Australia’s Daniel Ricciardo walks away from his car after crashing with Alex Albon on lap one of the Japanese Grand Prix at Suzuka.View image in fullscreen

McLaren will rue pitting Lando Norris too early for his second stop, leaving him somewhat at the mercy of the Ferraris, and he was beaten into fifth by Sainz and Charles Leclerc, who claimed fourth on a one-stopper.

Their runs were as bit-part ­players nonetheless and it is impossible to ignore the elephant that dominates the room: that as much as the ­chasing pack are vying with each other, ­Verstappen has reasserted his iron grip on the only business that really matters.

The local hero Yuki Tsunoda provided some lively entertainment in the midfield, making two dashing passes for position in the Esses, a brave proposition at the best of times, and deserved of the acclaim of the crowd on his way to taking 10th place.

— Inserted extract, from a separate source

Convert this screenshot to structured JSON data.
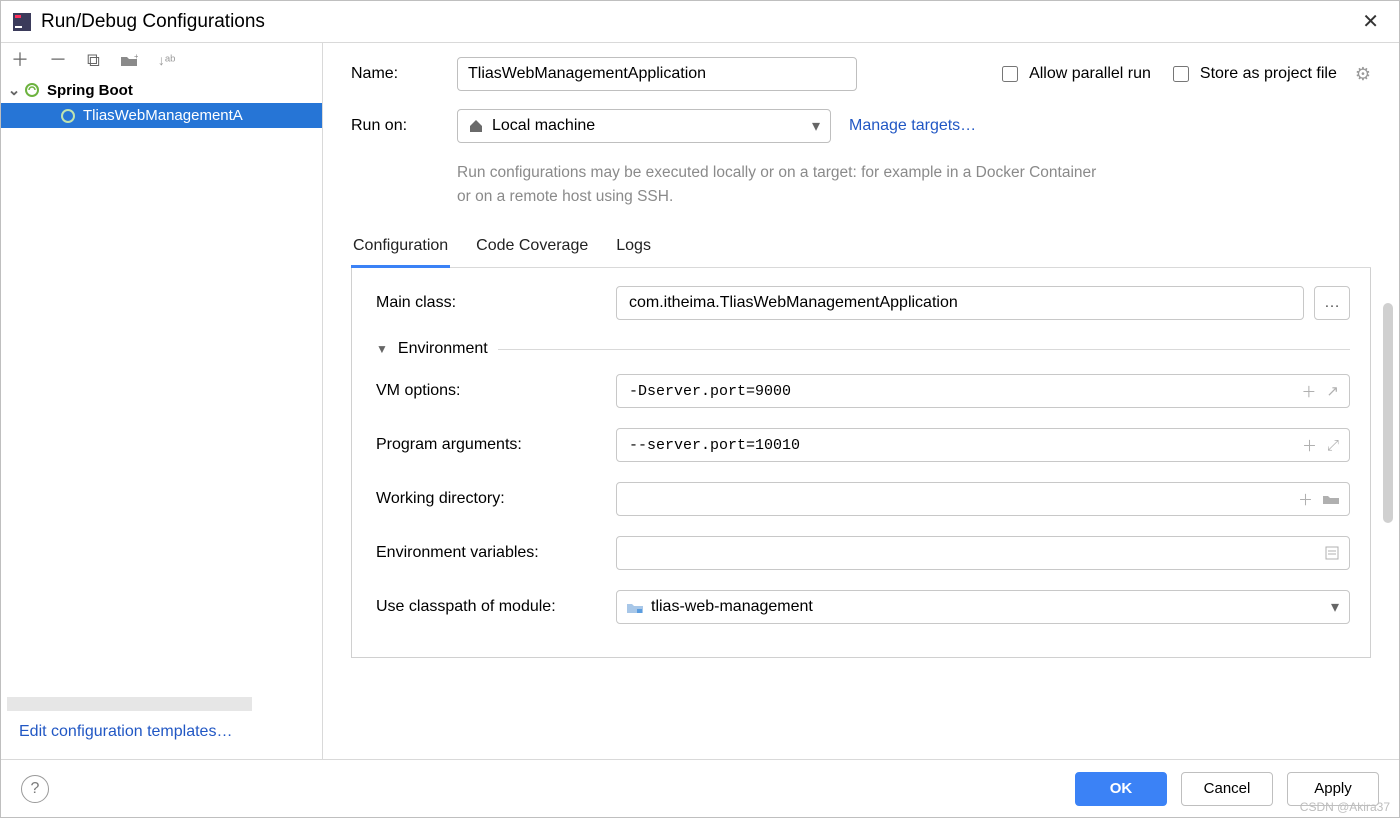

Fernando Alonso was sixth for Aston Martin and Oscar Piastri eighth for McLaren.

Source: theguardian.com